EXERCISE: Please retype the listing below without a single change.

┌──

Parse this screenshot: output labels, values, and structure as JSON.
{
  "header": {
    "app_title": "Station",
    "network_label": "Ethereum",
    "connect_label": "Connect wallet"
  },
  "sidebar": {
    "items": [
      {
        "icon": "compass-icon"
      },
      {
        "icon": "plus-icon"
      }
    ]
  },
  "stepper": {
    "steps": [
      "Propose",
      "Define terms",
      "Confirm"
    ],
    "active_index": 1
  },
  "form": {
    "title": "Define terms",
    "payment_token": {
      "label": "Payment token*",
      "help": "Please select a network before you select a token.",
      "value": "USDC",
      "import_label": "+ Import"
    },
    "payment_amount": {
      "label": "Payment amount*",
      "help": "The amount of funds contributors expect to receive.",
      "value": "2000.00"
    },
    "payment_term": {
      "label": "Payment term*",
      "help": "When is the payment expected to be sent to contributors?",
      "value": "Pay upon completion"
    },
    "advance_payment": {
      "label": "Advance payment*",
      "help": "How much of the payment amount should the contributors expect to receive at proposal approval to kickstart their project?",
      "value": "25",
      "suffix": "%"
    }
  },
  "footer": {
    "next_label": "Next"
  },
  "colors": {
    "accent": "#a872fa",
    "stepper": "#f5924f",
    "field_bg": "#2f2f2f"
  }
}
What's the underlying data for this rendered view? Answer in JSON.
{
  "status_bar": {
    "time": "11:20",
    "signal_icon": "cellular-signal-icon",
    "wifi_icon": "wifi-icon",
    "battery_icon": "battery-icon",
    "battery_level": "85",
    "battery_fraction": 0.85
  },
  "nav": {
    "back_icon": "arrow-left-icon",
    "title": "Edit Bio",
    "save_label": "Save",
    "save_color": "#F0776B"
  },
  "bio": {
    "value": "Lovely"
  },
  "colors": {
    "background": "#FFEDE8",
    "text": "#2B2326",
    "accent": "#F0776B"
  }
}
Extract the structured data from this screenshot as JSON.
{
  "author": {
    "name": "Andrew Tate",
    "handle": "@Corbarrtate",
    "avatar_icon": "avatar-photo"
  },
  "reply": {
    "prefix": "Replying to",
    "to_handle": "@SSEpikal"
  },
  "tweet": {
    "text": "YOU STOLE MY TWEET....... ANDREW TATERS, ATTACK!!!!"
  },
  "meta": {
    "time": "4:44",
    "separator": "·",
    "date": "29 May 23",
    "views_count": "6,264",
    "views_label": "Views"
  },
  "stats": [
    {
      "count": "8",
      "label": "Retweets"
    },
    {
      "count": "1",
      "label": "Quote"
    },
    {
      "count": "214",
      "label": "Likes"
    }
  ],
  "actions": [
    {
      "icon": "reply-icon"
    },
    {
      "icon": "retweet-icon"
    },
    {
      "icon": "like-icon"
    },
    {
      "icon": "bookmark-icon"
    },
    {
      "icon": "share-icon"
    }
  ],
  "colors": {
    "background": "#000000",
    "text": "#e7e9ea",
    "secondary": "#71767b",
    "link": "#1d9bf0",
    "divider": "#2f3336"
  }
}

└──

TASK OUTPUT:
Parse this screenshot: output labels, values, and structure as JSON.
{
  "header": {
    "app_title": "Station",
    "network_label": "Ethereum",
    "connect_label": "Connect wallet"
  },
  "sidebar": {
    "items": [
      {
        "icon": "compass-icon"
      },
      {
        "icon": "plus-icon"
      }
    ]
  },
  "stepper": {
    "steps": [
      "Propose",
      "Define terms",
      "Confirm"
    ],
    "active_index": 1
  },
  "form": {
    "title": "Define terms",
    "payment_token": {
      "label": "Payment token*",
      "help": "Please select a network before you select a token.",
      "value": "USDC",
      "import_label": "+ Import"
    },
    "payment_amount": {
      "label": "Payment amount*",
      "help": "The amount of funds contributors expect to receive.",
      "value": "2000.00"
    },
    "payment_term": {
      "label": "Payment term*",
      "help": "When is the payment expected to be sent to contributors?",
      "value": "Pay upon completion"
    },
    "advance_payment": {
      "label": "Advance payment*",
      "help": "How much of the payment amount should the contributors expect to receive at proposal approval to kickstart their project?",
      "value": "25",
      "suffix": "%"
    }
  },
  "footer": {
    "next_label": "Next"
  },
  "colors": {
    "accent": "#a872fa",
    "stepper": "#f5924f",
    "field_bg": "#2f2f2f"
  }
}
What's the underlying data for this rendered view? Answer in JSON.
{
  "status_bar": {
    "time": "11:20",
    "signal_icon": "cellular-signal-icon",
    "wifi_icon": "wifi-icon",
    "battery_icon": "battery-icon",
    "battery_level": "85",
    "battery_fraction": 0.85
  },
  "nav": {
    "back_icon": "arrow-left-icon",
    "title": "Edit Bio",
    "save_label": "Save",
    "save_color": "#F0776B"
  },
  "bio": {
    "value": "Lovely"
  },
  "colors": {
    "background": "#FFEDE8",
    "text": "#2B2326",
    "accent": "#F0776B"
  }
}
Extract the structured data from this screenshot as JSON.
{
  "author": {
    "name": "Andrew Tate",
    "handle": "@Corbarrtate",
    "avatar_icon": "avatar-photo"
  },
  "reply": {
    "prefix": "Replying to",
    "to_handle": "@SSEpikal"
  },
  "tweet": {
    "text": "YOU STOLE MY TWEET....... ANDREW TATERS, ATTACK!!!!"
  },
  "meta": {
    "time": "4:44",
    "separator": "·",
    "date": "29 May 23",
    "views_count": "6,264",
    "views_label": "Views"
  },
  "stats": [
    {
      "count": "8",
      "label": "Retweets"
    },
    {
      "count": "1",
      "label": "Quote"
    },
    {
      "count": "214",
      "label": "Likes"
    }
  ],
  "actions": [
    {
      "icon": "reply-icon"
    },
    {
      "icon": "retweet-icon"
    },
    {
      "icon": "like-icon"
    },
    {
      "icon": "bookmark-icon"
    },
    {
      "icon": "share-icon"
    }
  ],
  "colors": {
    "background": "#000000",
    "text": "#e7e9ea",
    "secondary": "#71767b",
    "link": "#1d9bf0",
    "divider": "#2f3336"
  }
}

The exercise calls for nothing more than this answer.